For hundreds of years, people have been drawn to London and the South East to find work and make money. It is fair to say that of all the British regions it has been able to offer the widest economic opportunities to people from the UK and abroad for the longest period of time.
Social work, often so strong in the capital, has been through tough times over the past decade, but in recent years has shown signs of recovery thanks largely to improvements in pay and conditions for the workforce. Vacancy and turnover rates continue to be high but the rewards and career progression opportunities have never been better.
Of course, despite its concentration of wealth, London and the South East still have some pockets of deprivation and the need for social workers and caring professionals remains high.
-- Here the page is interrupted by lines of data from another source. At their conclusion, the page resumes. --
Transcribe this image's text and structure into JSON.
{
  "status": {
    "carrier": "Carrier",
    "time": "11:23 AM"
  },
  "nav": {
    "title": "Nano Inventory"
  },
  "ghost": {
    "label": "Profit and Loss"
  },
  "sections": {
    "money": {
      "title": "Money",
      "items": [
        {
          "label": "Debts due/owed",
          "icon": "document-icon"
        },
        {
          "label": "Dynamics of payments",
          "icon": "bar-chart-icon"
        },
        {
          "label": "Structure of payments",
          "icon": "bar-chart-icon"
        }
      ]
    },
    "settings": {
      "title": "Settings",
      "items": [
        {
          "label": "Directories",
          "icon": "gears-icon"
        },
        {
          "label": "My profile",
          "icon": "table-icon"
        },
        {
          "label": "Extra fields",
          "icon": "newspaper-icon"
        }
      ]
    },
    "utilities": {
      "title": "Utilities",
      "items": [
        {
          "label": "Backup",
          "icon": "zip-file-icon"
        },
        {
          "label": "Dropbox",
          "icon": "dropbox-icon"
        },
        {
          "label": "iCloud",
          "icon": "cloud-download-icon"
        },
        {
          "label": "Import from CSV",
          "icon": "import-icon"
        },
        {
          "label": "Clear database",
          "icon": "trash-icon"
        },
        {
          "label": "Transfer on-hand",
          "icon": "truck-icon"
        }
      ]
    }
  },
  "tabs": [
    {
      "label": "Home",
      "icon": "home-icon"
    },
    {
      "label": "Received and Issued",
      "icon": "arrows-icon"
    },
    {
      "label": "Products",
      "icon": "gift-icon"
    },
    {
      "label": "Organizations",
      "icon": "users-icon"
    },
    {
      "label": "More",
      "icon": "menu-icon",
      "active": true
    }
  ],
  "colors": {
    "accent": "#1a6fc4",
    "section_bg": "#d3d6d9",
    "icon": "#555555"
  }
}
Flagship developments, such as the regeneration of East London as a result of the successful 2012 Olympic bid and the building of hundreds of thousands of new homes in the Thames gateway over the next 10 years, will only serve to increase that need.
But as ever with these opportunities comes innovation, whether it be developing culturally sensitive services in Tower Hamlets or joining up mental health services in Sussex.
This inward migration of people and cultures has played a major part in shaping London throughout its history and is still evident today in every part of London life, from its restaurant scene to market stalls.
This variety and vibrancy is now a major pulling power for young people from across the UK to the capital as is the quality of life and green spaces of the south east counties for families and those after a slower pace.